Gathering with family and eating at Grandma’s house . . .
The food . . .
The smells . . .
Drawing names for Christmas . . .
My first ‘Thanksgiving’ dinner - friends and I were going to New York for Thanksgiving in college, so beforehand, I invited them over and made them a feast . . . my first Thanksgiving away from home . . .
Thanksgivings not-so-traditional and/or away . . . Thanksgiving with my seminary colleagues also working overseas in Scotland . . . fabulous . . .Thanksgiving alone after my divorce . . . Thanksgiving in New York City, separated from all my family, walking from 34th Street to the restaurant in the 80's . . . the parade was fabulous, the dinner, not so much . . .
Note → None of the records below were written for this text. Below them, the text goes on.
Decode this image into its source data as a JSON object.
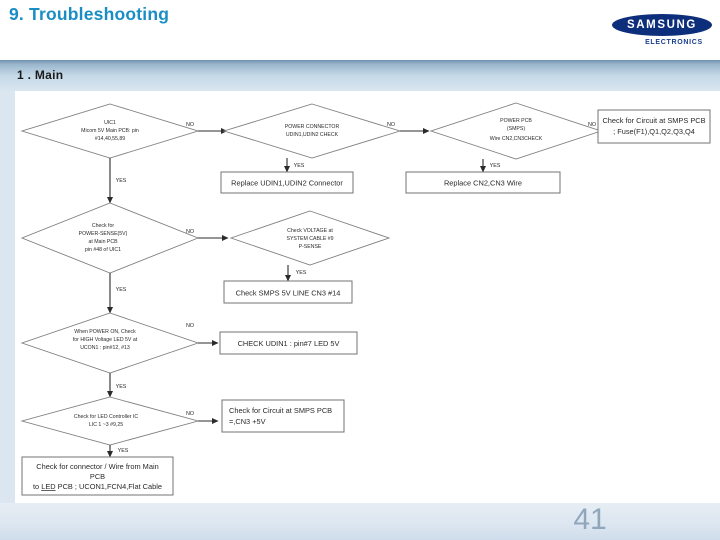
{
  "header": {
    "title": "9. Troubleshooting",
    "brand": "SAMSUNG",
    "brand_sub": "ELECTRONICS"
  },
  "section": {
    "label": "1 . Main"
  },
  "footer": {
    "page_number": "41"
  },
  "labels": {
    "yes": "YES",
    "no": "NO"
  },
  "flow": {
    "d1": {
      "l1": "UIC1",
      "l2": "Micom 5V Main PCB: pin",
      "l3": "#14,40,55,89"
    },
    "d2": {
      "l1": "POWER CONNECTOR",
      "l2": "UDIN1,UDIN2 CHECK"
    },
    "d3": {
      "l1": "POWER PCB",
      "l2": "(SMPS)",
      "l3": "Wire CN2,CN3CHECK"
    },
    "d4": {
      "l1": "Check for",
      "l2": "POWER-SENSE(5V)",
      "l3": "at Main PCB",
      "l4": "pin #48 of UIC1"
    },
    "d5": {
      "l1": "Check  VOLTAGE at",
      "l2": "SYSTEM CABLE #9",
      "l3": "P-SENSE"
    },
    "d6": {
      "l1": "When POWER ON, Check",
      "l2": "for HIGH Voltage LED 5V at",
      "l3": "UCON1 : pin#12, #13"
    },
    "d7": {
      "l1": "Check for LED Controller IC",
      "l2": "LIC 1 ~3 #9,25"
    },
    "b1": {
      "l1": "Check for Circuit at SMPS PCB",
      "l2": "; Fuse(F1),Q1,Q2,Q3,Q4"
    },
    "b2": {
      "l1": "Replace UDIN1,UDIN2 Connector"
    },
    "b3": {
      "l1": "Replace CN2,CN3 Wire"
    },
    "b4": {
      "l1": "Check SMPS 5V LINE CN3 #14"
    },
    "b5": {
      "l1": "CHECK UDIN1 : pin#7 LED 5V"
    },
    "b6": {
      "l1": "Check for Circuit at SMPS PCB",
      "l2": "=,CN3 +5V"
    },
    "b7": {
      "l1": "Check for connector / Wire from  Main",
      "l2": "PCB",
      "l3_a": "to ",
      "l3_b": "LED",
      "l3_c": " PCB ; UCON1,FCN4,Flat Cable"
    }
  }
}
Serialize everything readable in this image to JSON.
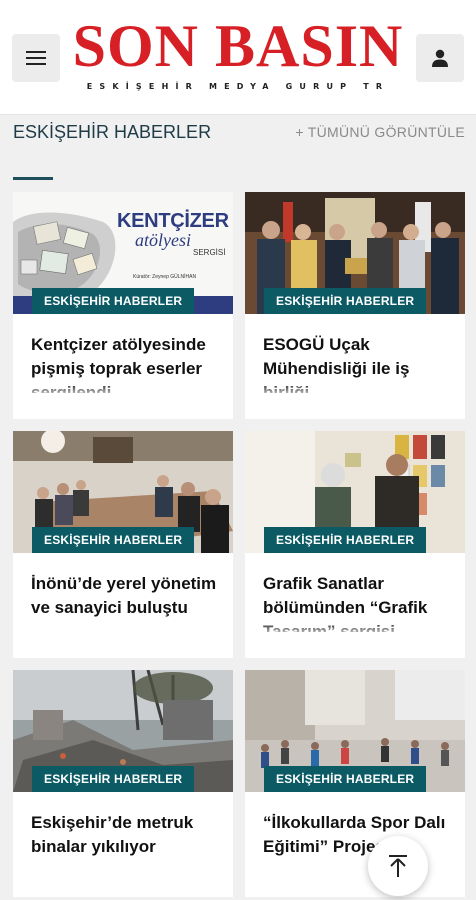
{
  "header": {
    "logo_title": "SON BASIN",
    "logo_subtitle": "ESKİŞEHİR MEDYA GURUP TR",
    "menu_icon": "hamburger-menu-icon",
    "user_icon": "user-icon",
    "brand_color": "#d71f26"
  },
  "section": {
    "title": "ESKİŞEHİR HABERLER",
    "view_all": "+ TÜMÜNÜ GÖRÜNTÜLE",
    "accent_color": "#0b5a64"
  },
  "cards": [
    {
      "category": "ESKİŞEHİR HABERLER",
      "title": "Kentçizer atölyesinde pişmiş toprak eserler sergilendi",
      "image_text": {
        "banner": "KENTÇİZER",
        "script": "atölyesi",
        "sub": "SERGİSİ",
        "small": "Küratör: Zeynep GÜLNİHAN"
      }
    },
    {
      "category": "ESKİŞEHİR HABERLER",
      "title": "ESOGÜ Uçak Mühendisliği ile iş birliği"
    },
    {
      "category": "ESKİŞEHİR HABERLER",
      "title": "İnönü’de yerel yönetim ve sanayici buluştu"
    },
    {
      "category": "ESKİŞEHİR HABERLER",
      "title": "Grafik Sanatlar bölümünden “Grafik Tasarım” sergisi"
    },
    {
      "category": "ESKİŞEHİR HABERLER",
      "title": "Eskişehir’de metruk binalar yıkılıyor"
    },
    {
      "category": "ESKİŞEHİR HABERLER",
      "title": "“İlkokullarda Spor Dalı Eğitimi” Projesi"
    }
  ],
  "scroll_top": {
    "icon": "arrow-up-to-top-icon"
  }
}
When I started making the Thanksgiving dinner . . . family gathered . . . laughing, the Thanksgiving box Araka made (I still have it) . . . getting out all the best china, setting the table, appreciating the beauty as well as the food, friends coming over later, after their own feasts . . . my step-son’s Thanksgiving of four(!) meals . . . he calls every Thanksgiving . . . Thanksgiving in my apartment with seminary friends . . . the Saturday after Thanksgiving when I learned my colleagues had been kidnaped . . .
There are no food disasters in my memories . . . there are only memories of family and friends, gathered around the table . . .
It is no accident that in celebrating communion, we first say the prayer called The Great Thanksgiving and that communion itself, in the Greek, is called The Eucharisto (The Thanksgiving) . . .
I never serve at a soup kitchen for Thanksgiving or Christmas . . . those are days I always want to be with family and friends, just us, sitting, laughing and talking, even watching football . . . our togetherness our communion and our thanks . . .